Sorry I’ve been MIA for such a long time. I had to deal with the end of the semester, planning the classes for this semester, and dealing with the high probability of something happening to my sons before they’re born.
I guess I should start with how last semester went. Besides being extremely exhausted and not been able to volunteer (I quit the shelter due to my pregnancy, I haven’t had another hospice patient, and I’m still waiting for another little to mentor), classes went great. I ended up with an B+ on my Stats class and an A in the rest of my classes. I was so thankful to be able to finish the semester; I was worried I was going to have to take Incompletes if my sons had to be delivered at 24 weeks (two weeks before the end of the semester). It might not seem like a big deal, but to me it was a huge accomplishment to finish and to do well.
Spring semester started today. I’m taking all online classes since I’m not allowed to leave the hospital. Although I understand why I’m not allowed to leave, it’s really annoying. I’m stuck taking lower level classes and re-taking a class I didn’t do well on during my first year in college. I can’t move forward with my pre-med classes since the ones I need aren’t being offered online. Even if they were, I’m not sure I would want to take them; I do better when I’m learning from a professor than from a book. I am, however, taking an individualized instruction class with my Neuroscience professor from last semester. I’ve picked a topic and I’ll be researching it and writing a paper on it. If I can gather enough info on the topic I’m hoping to be able to conduct a research project on it. I’m really excited about it, so I hope I do well.

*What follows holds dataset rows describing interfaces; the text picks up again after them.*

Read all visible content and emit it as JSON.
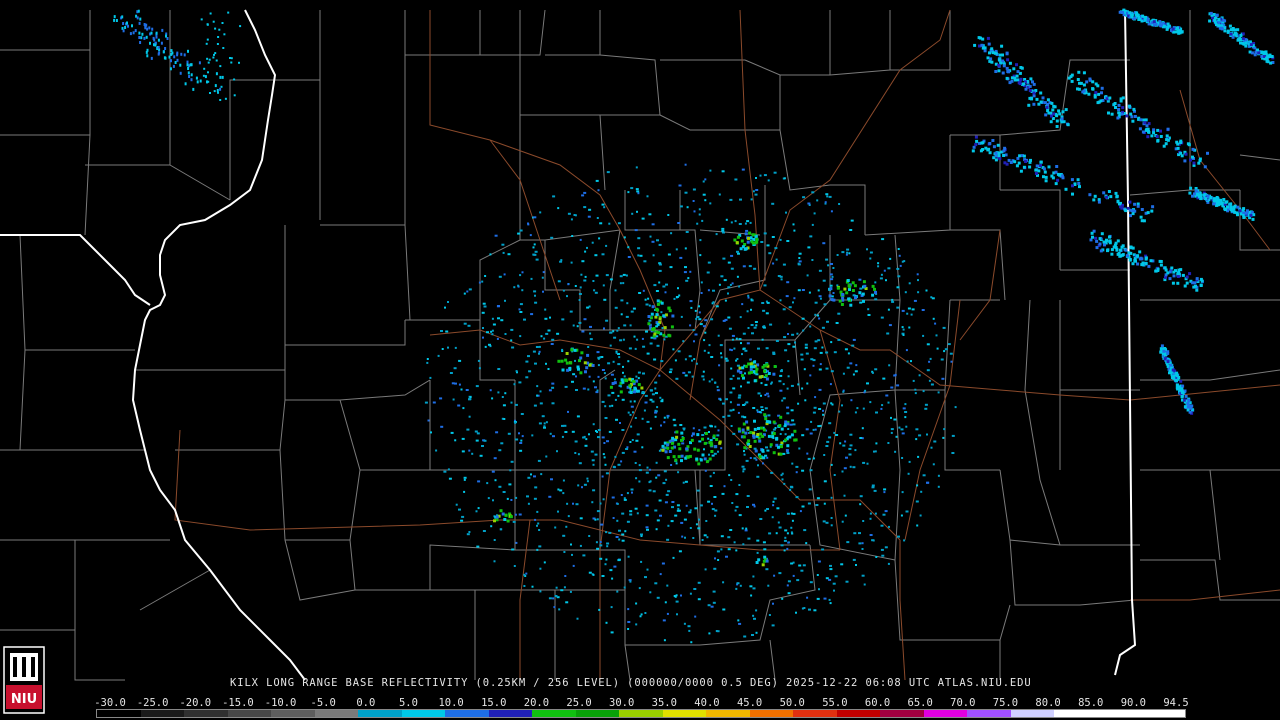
{
  "caption": "KILX LONG RANGE BASE REFLECTIVITY (0.25KM / 256 LEVEL) (000000/0000 0.5 DEG) 2025-12-22 06:08 UTC  ATLAS.NIU.EDU",
  "logo": {
    "text": "NIU",
    "color": "#c8102e"
  },
  "colors": {
    "background": "#000000",
    "county_lines": "#7a7a7a",
    "state_lines": "#ffffff",
    "highways": "#8b4a2b"
  },
  "scale": {
    "labels": [
      "-30.0",
      "-25.0",
      "-20.0",
      "-15.0",
      "-10.0",
      "-5.0",
      "0.0",
      "5.0",
      "10.0",
      "15.0",
      "20.0",
      "25.0",
      "30.0",
      "35.0",
      "40.0",
      "45.0",
      "50.0",
      "55.0",
      "60.0",
      "65.0",
      "70.0",
      "75.0",
      "80.0",
      "85.0",
      "90.0",
      "94.5"
    ],
    "colors": [
      "#000000",
      "#1a1a1a",
      "#303030",
      "#474747",
      "#5e5e5e",
      "#7a7a7a",
      "#00a0c8",
      "#00c8e8",
      "#1e6ee6",
      "#2020b8",
      "#10c010",
      "#08a008",
      "#9ad000",
      "#e0e000",
      "#f0b800",
      "#f07000",
      "#e03010",
      "#c00000",
      "#a00040",
      "#e000e0",
      "#a050ff",
      "#d0d0ff",
      "#ffffff",
      "#ffffff",
      "#ffffff"
    ]
  }
}
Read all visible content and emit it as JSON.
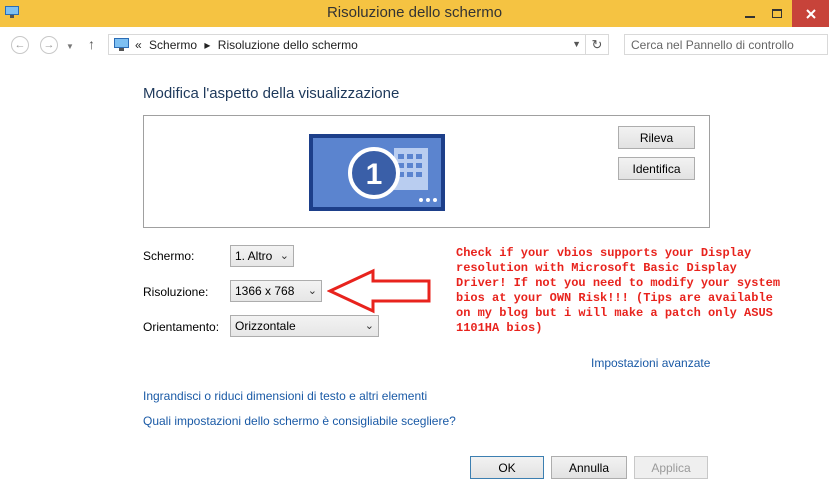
{
  "window": {
    "title": "Risoluzione dello schermo",
    "titlebar_color": "#f5c342",
    "close_color": "#c7433a"
  },
  "address": {
    "prefix": "«",
    "crumbs": [
      "Schermo",
      "Risoluzione dello schermo"
    ],
    "separator": "▸"
  },
  "search": {
    "placeholder": "Cerca nel Pannello di controllo"
  },
  "main": {
    "heading": "Modifica l'aspetto della visualizzazione",
    "monitor_number": "1",
    "rileva_label": "Rileva",
    "identifica_label": "Identifica",
    "schermo_label": "Schermo:",
    "schermo_value": "1. Altro",
    "risoluzione_label": "Risoluzione:",
    "risoluzione_value": "1366 x 768",
    "orientamento_label": "Orientamento:",
    "orientamento_value": "Orizzontale",
    "annotation_text": "Check if your vbios supports your Display\nresolution with Microsoft Basic Display\nDriver! If not you need to modify your system\nbios at your OWN Risk!!! (Tips are available\non my blog but i will make a patch only ASUS\n1101HA bios)",
    "annotation_color": "#e8231d",
    "advanced_link": "Impostazioni avanzate",
    "link_text_size": "Ingrandisci o riduci dimensioni di testo e altri elementi",
    "link_settings": "Quali impostazioni dello schermo è consigliabile scegliere?"
  },
  "footer": {
    "ok_label": "OK",
    "annulla_label": "Annulla",
    "applica_label": "Applica"
  },
  "icons": [
    "control-panel-icon",
    "minimize-icon",
    "maximize-icon",
    "close-icon",
    "back-arrow-icon",
    "forward-arrow-icon",
    "up-arrow-icon",
    "refresh-icon",
    "search-icon",
    "chevron-down-icon",
    "red-arrow-icon"
  ]
}
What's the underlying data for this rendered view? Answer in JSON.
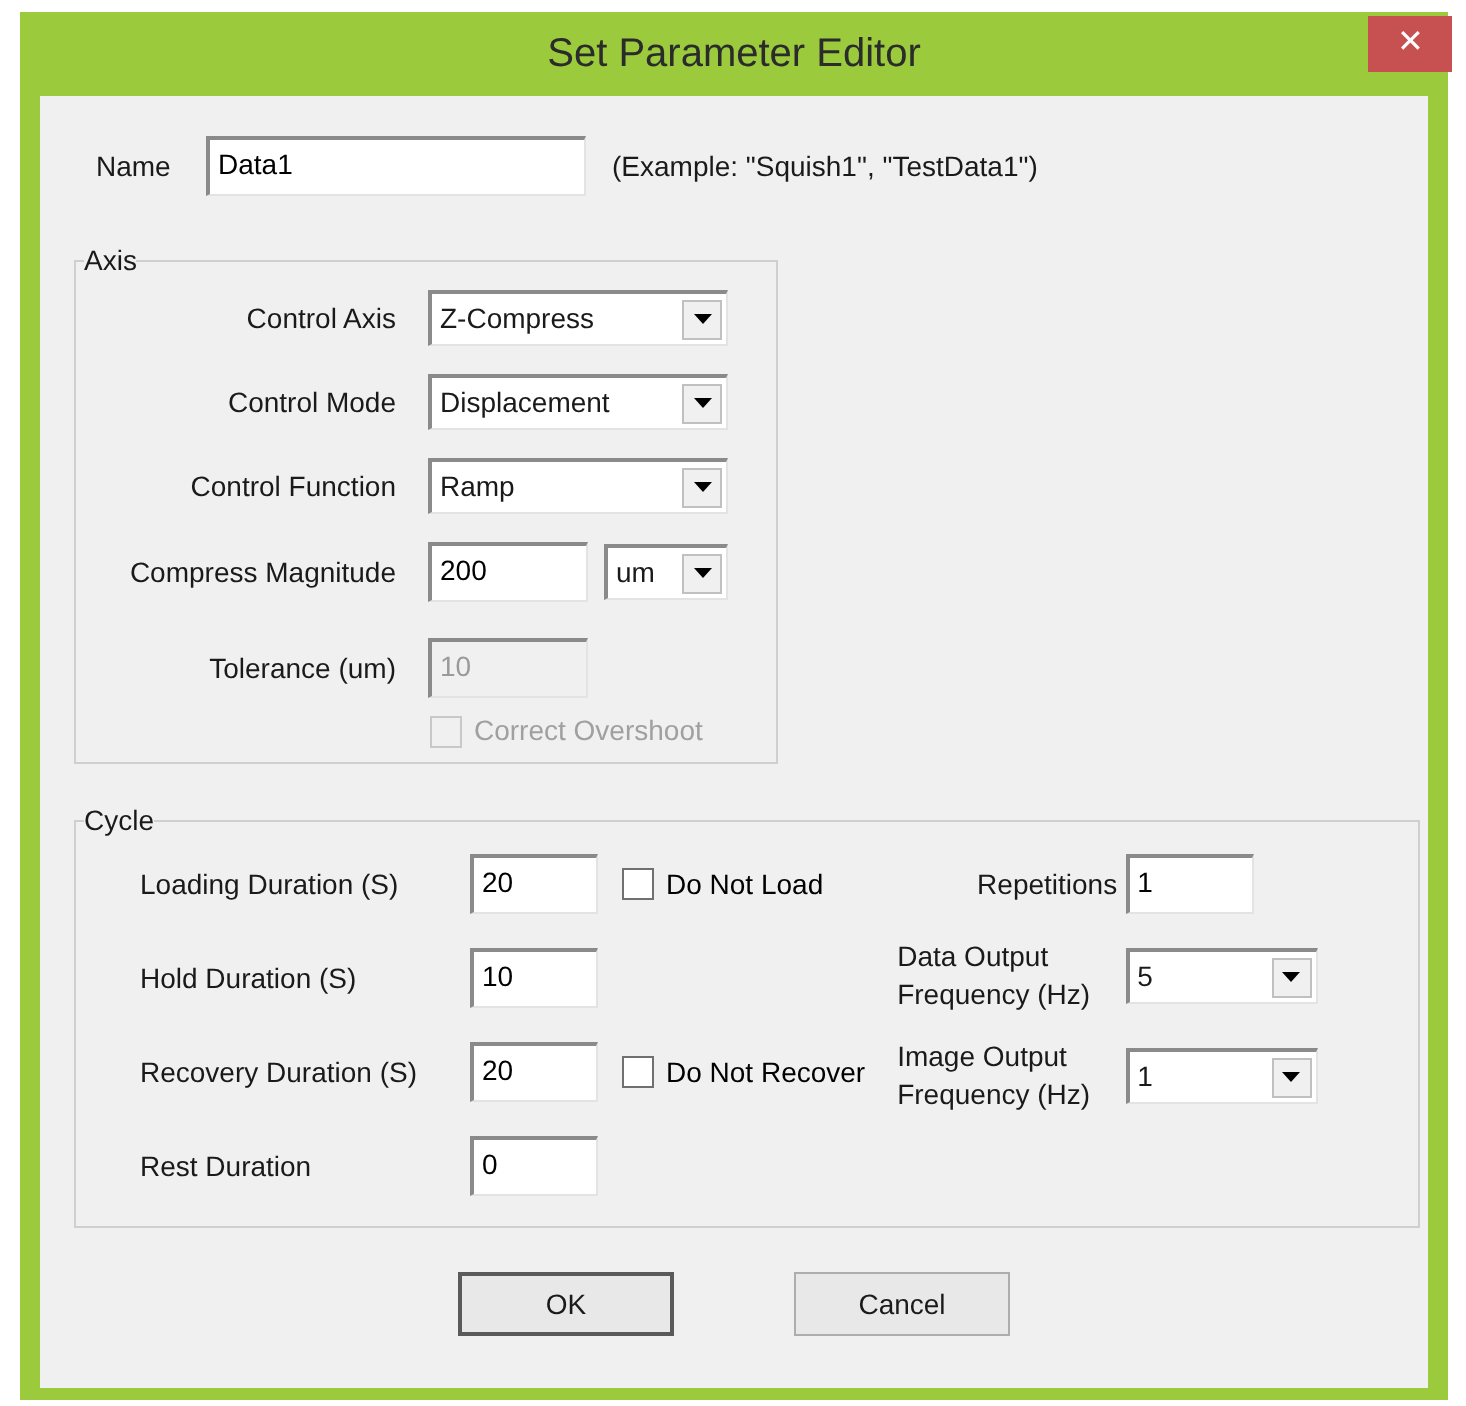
{
  "window": {
    "title": "Set Parameter Editor",
    "close": "✕"
  },
  "name_field": {
    "label": "Name",
    "value": "Data1",
    "hint": "(Example: \"Squish1\", \"TestData1\")"
  },
  "axis": {
    "title": "Axis",
    "rows": [
      {
        "kind": "combo",
        "label": "Control Axis",
        "value": "Z-Compress"
      },
      {
        "kind": "combo",
        "label": "Control Mode",
        "value": "Displacement"
      },
      {
        "kind": "combo",
        "label": "Control Function",
        "value": "Ramp"
      },
      {
        "kind": "field_combo",
        "label": "Compress Magnitude",
        "value": "200",
        "unit": "um"
      },
      {
        "kind": "field",
        "label": "Tolerance (um)",
        "value": "10",
        "disabled": true
      }
    ],
    "overshoot": {
      "label": "Correct Overshoot",
      "checked": false,
      "disabled": true
    }
  },
  "cycle": {
    "title": "Cycle",
    "left": [
      {
        "label": "Loading Duration (S)",
        "value": "20",
        "checkbox": {
          "label": "Do Not Load",
          "checked": false
        }
      },
      {
        "label": "Hold Duration (S)",
        "value": "10"
      },
      {
        "label": "Recovery Duration (S)",
        "value": "20",
        "checkbox": {
          "label": "Do Not Recover",
          "checked": false
        }
      },
      {
        "label": "Rest Duration",
        "value": "0"
      }
    ],
    "right": [
      {
        "kind": "field",
        "label": "Repetitions",
        "value": "1"
      },
      {
        "kind": "combo",
        "label": "Data Output Frequency (Hz)",
        "value": "5"
      },
      {
        "kind": "combo",
        "label": "Image Output Frequency (Hz)",
        "value": "1"
      }
    ]
  },
  "buttons": [
    {
      "label": "OK",
      "default": true
    },
    {
      "label": "Cancel",
      "default": false
    }
  ]
}
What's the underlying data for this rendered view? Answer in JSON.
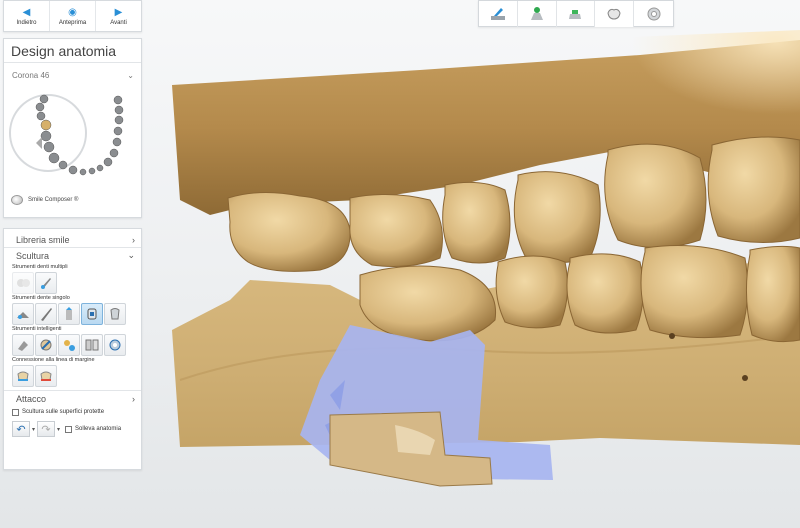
{
  "nav": {
    "back_label": "Indietro",
    "preview_label": "Anteprima",
    "forward_label": "Avanti"
  },
  "design": {
    "title": "Design anatomia",
    "crown_label": "Corona 46",
    "smile_composer_label": "Smile Composer ®"
  },
  "sections": {
    "smile_library": "Libreria smile",
    "sculpt": "Scultura",
    "multi_tools": "Strumenti denti multipli",
    "single_tools": "Strumenti dente singolo",
    "smart_tools": "Strumenti intelligenti",
    "margin_connection": "Connessione alla linea di margine",
    "attachment": "Attacco",
    "sculpt_protected": "Scultura sulle superfici protette",
    "lift_anatomy": "Solleva anatomia"
  },
  "workflow_steps": [
    "scan-step-icon",
    "model-step-icon",
    "margin-step-icon",
    "crown-design-step-icon",
    "finish-step-icon"
  ],
  "colors": {
    "accent": "#2a8fd6",
    "tooth": "#d9b77e",
    "protected_area": "#a7b4f0",
    "panel_bg": "#ffffff"
  }
}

I’ve been currently staying at the hospital since December 26th. Everything has gone well so far, but it is not easy being stuck in a hospital when you feel perfectly fine. The staff is fantastic; all the nurses and CNAs are very nice and attentive and the doctors (I’ve lost count of how many different ones I’ve seen) are very reassuring when it comes to the results of the NSTs (fetal non-stress test) I get twice a day. It’s really interesting to see how the whole healthcare team comes together. You can tell the difference between first year residents from the fourth year residents, and you can definitely tell the difference between the residents and the experienced physicians. The perinatologists and the laborists are very matter-of-fact and more relaxed; they go through their routine questions and throw in some jokes while they talk to you. The fourth year residents are very nice, knowledgeable, and I feel more comfortable with them. I think it’s because they are exactly where I wish to be in the future. The first year residents are also very nice, but they always seem nervous, especially when they ask me if I have questions. I haven’t asked them any so far, but I’m worried that they might pass out if I do.
I think the funniest thing about it is that I’m not their typical patient. Besides having mono/mono twins, I’ve asked them if I can volunteer, shadow, and exercise while I’m here. Everyone seems so surprised when I ask… and they all laugh about it. Usually, patients that stay in the hospital for long periods of time are unable to do much but stay in bed, so the fact that a pregnant woman wants to exercise and do something productive like shadowing is hilarious to them. They’ve all been great though; they’ve found a way to get me gym benefits and they’re all excited to have me shadow them. I have to go talk to the person in charge of students shadowing, but I’m hoping to be able to do that this week. I know that it doesn’t count if we shadow residents, but I think I could use that experience for my personal statement. It will be interesting to see how residents act with their patients vs. how experienced physicians act.
Anyway, that’s what I’ve been up to lately. I’m not particularly excited to be taking classes that aren’t pre-med related, but it’s better than taking a semester off. I know that it’s going to be a hard few months after the boys are born, but I think I would go crazy if I stopped studying. Being in the hospital as a patient is not fun either, but it gives me insight on how patients feel when they’re here. I think it will help with my bedside manner, and for that I am thankful. You can learn about being in the healthcare industry just by being the patient, which is something I hadn’t considered before.
I know this is exactly where I’m supposed to be. This is not a set back; it’s merely a detour. A crazy, wonderful detour that I know will make me stronger as a person and as an applicant.
Wish me luck!